This book is not a manifesto for the childfree. It is not shrill, dogmatic or defensive. A reader hungry for encouragement to eschew breeding may feel encroaching disappointment while devouring the first chapters, but a surprise is in the offing: In the course of this well-researched book the author shares her own story, and by the end has delivered a powerful dose of inspiration and paved the way for a more confident and enlightened decision.
Lisle’s account of her journey from uncertainty to acceptance of and even elation in her choice of childlessness provides ample jumping-off points for an exploration of the decision from every conceivable angle. The antecedents of her decision are complex, including elements both negative (her father’s desertion of the family; her painful awareness of her mother’s struggle and sacrifice) and positive (her devotion to her writing; her deep appreciation of freedom and self-definition). She also surveys the history of non-motherhood, its ebbs and flows with cultural, economic and historical conditions, and draws on a wealth of literary sources, from diaries and letters of 19th-century women and pioneering childless couples, to authors like Adrienne Rich, Anaïs Nin and Georgia O’Keeffe (of whom Lisle wrote a best selling biography) to Greek plays. She also has many sociological studies at her fingertips, which answer such important questions as whether nonmothers are lonelier as elderly women (they aren’t).

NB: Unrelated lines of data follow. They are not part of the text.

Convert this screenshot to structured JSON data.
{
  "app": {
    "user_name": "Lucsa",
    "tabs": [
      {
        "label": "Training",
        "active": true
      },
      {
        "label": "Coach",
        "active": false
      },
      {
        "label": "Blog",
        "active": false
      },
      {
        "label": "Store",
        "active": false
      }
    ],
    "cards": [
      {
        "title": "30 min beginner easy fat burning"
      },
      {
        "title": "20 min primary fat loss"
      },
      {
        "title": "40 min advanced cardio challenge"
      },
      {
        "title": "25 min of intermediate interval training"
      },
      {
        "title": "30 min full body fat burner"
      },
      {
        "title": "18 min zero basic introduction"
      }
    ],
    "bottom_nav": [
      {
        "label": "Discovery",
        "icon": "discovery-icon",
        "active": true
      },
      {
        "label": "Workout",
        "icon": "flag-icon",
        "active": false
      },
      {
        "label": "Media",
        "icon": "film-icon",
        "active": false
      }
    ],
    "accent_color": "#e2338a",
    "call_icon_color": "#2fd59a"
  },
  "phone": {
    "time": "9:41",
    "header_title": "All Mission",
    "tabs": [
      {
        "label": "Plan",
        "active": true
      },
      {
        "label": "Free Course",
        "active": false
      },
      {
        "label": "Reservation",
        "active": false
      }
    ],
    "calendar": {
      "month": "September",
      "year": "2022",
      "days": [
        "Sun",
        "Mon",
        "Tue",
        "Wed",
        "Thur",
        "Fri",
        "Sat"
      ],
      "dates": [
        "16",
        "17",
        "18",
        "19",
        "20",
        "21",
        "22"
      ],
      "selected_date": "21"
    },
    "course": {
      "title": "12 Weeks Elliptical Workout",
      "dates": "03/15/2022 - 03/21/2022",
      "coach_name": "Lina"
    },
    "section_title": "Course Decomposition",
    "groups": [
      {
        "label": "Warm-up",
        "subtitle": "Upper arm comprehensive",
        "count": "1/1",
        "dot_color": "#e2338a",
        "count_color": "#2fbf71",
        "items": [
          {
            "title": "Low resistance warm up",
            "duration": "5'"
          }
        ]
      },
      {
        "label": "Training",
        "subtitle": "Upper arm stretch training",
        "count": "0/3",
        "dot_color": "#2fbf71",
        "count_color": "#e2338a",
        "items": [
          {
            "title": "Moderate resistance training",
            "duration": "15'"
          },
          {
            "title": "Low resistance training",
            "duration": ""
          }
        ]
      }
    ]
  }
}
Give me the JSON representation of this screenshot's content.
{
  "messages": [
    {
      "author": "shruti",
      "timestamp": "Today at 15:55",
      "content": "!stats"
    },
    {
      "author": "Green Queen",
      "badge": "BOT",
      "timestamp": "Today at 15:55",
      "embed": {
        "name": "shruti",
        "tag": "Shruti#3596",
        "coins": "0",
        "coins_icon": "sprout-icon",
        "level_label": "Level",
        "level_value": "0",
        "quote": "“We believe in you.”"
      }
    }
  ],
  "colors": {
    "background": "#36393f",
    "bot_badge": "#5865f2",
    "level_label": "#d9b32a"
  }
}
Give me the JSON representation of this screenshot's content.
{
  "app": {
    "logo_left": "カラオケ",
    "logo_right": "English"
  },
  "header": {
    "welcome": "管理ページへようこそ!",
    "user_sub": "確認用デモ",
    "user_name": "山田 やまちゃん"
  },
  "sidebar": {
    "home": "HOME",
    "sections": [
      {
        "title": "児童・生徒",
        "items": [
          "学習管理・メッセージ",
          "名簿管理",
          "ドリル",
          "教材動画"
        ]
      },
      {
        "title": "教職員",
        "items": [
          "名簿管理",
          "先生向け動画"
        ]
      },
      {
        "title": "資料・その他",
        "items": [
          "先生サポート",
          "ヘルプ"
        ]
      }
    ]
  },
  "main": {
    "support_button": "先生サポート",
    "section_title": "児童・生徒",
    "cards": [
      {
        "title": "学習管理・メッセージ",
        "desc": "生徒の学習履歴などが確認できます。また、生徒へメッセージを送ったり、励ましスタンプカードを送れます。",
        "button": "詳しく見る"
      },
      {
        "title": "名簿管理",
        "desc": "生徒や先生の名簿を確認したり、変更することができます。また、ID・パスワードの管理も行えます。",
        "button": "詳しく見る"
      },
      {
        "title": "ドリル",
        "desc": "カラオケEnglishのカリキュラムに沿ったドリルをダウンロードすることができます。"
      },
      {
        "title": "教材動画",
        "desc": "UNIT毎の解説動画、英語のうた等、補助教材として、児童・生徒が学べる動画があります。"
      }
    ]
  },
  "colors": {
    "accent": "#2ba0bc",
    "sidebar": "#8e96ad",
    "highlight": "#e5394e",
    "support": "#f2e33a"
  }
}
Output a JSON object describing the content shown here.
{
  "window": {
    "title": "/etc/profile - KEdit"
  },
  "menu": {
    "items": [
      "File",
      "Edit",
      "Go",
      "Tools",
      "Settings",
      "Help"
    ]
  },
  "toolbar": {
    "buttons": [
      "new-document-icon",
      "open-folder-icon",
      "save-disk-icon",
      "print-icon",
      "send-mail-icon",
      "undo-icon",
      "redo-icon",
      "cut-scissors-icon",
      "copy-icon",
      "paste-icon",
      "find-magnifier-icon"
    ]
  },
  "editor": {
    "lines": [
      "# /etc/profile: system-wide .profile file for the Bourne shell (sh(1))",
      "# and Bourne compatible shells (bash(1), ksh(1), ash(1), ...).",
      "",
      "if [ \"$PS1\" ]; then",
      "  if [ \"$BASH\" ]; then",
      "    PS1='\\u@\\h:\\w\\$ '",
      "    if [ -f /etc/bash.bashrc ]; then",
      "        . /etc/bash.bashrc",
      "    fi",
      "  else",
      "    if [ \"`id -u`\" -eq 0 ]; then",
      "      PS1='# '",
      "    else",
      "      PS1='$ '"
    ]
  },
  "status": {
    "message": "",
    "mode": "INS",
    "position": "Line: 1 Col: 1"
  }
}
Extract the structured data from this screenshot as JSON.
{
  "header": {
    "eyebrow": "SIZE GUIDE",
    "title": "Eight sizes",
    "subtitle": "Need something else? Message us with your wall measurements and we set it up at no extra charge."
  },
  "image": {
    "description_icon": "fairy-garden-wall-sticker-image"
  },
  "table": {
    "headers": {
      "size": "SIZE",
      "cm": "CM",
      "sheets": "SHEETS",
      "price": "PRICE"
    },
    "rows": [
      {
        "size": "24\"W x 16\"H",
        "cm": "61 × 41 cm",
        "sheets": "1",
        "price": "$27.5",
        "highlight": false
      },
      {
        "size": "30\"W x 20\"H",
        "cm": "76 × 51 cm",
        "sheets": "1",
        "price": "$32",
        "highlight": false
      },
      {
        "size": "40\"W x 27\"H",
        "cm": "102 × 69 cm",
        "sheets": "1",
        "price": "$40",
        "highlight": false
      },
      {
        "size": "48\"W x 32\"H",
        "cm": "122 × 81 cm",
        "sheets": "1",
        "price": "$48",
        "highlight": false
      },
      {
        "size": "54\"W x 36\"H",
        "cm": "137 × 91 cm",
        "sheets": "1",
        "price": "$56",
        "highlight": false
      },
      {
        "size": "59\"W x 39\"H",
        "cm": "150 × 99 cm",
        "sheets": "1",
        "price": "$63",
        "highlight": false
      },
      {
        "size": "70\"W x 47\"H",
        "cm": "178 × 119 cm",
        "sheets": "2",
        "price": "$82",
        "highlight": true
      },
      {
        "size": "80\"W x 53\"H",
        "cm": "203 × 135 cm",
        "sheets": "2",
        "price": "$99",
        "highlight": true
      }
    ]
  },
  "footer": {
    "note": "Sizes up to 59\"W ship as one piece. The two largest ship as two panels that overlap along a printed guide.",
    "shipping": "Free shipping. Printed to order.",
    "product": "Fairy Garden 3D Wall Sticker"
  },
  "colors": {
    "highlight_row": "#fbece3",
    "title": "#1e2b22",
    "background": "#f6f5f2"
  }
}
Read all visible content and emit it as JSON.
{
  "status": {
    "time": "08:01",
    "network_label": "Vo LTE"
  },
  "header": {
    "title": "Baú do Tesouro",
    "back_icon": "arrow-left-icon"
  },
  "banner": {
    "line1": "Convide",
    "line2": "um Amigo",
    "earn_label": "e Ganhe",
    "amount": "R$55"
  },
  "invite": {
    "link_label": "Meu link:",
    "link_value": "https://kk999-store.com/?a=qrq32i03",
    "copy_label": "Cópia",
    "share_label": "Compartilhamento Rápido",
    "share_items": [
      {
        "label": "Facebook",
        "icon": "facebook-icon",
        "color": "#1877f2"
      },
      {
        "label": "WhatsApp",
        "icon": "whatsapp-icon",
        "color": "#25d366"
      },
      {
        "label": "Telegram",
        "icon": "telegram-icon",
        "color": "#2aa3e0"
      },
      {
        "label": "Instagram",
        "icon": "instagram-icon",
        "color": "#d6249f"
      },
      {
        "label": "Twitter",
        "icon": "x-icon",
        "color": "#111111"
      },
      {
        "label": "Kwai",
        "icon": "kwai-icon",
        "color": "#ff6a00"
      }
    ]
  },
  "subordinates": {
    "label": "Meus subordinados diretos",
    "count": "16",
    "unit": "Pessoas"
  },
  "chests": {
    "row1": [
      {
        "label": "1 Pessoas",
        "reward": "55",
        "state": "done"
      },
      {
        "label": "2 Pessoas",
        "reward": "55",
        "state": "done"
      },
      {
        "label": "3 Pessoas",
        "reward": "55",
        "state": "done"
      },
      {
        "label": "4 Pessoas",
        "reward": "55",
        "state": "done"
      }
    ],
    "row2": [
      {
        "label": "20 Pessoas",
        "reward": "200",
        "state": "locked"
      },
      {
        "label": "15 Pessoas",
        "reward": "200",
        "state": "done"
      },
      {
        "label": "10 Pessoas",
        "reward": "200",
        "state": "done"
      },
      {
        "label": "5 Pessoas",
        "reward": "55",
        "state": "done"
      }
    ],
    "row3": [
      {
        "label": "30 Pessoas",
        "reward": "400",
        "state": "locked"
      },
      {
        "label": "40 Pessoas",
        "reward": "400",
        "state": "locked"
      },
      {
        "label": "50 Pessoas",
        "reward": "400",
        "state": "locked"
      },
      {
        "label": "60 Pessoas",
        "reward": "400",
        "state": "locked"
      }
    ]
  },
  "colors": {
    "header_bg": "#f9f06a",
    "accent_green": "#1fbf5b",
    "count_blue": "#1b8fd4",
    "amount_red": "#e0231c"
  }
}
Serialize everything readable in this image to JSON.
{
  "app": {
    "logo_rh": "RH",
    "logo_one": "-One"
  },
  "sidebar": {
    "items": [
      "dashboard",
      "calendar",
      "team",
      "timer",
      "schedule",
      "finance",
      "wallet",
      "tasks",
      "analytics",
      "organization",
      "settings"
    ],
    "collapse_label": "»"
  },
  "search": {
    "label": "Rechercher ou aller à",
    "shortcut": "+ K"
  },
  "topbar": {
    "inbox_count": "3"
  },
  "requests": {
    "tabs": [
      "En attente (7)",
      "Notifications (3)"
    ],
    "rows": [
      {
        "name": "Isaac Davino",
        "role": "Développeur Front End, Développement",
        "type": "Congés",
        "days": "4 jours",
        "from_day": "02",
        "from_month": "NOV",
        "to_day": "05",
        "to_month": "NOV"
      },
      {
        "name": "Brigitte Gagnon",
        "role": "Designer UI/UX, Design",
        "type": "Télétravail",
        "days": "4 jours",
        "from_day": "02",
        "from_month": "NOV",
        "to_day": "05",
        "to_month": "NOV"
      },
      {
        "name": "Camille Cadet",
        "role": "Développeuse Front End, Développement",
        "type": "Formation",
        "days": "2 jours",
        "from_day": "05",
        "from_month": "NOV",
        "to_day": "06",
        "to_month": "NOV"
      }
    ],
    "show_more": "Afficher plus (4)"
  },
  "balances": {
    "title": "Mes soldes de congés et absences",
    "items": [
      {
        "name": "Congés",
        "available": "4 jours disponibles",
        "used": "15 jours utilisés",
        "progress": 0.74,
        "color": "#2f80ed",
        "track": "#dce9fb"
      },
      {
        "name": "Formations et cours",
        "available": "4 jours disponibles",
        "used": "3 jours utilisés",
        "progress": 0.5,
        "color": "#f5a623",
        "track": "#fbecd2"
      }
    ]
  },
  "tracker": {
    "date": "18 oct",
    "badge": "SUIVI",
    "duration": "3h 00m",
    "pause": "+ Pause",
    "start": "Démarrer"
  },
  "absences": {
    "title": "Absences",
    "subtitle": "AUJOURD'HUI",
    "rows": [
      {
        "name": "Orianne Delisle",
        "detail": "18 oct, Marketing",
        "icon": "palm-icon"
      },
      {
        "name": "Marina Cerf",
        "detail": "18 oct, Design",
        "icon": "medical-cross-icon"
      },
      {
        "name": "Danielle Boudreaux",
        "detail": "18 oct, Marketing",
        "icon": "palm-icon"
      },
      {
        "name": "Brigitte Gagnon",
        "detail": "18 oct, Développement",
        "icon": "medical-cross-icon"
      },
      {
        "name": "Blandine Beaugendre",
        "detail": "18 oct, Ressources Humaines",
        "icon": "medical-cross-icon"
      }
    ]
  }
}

Desirous of bridging the gap between mothers and nonmothers, Lisle has breached difficult territory and emerged with wisdom which can do much to dispel the hostility on both sides. She takes all of the players in the family equation into account: extended family, the infertile and others who are not childless by choice, even men! Lisle remains generous and fair-minded throughout, while standing her ground and poking holes in narrow pro-natalist attitudes.
Hardback: 273 pages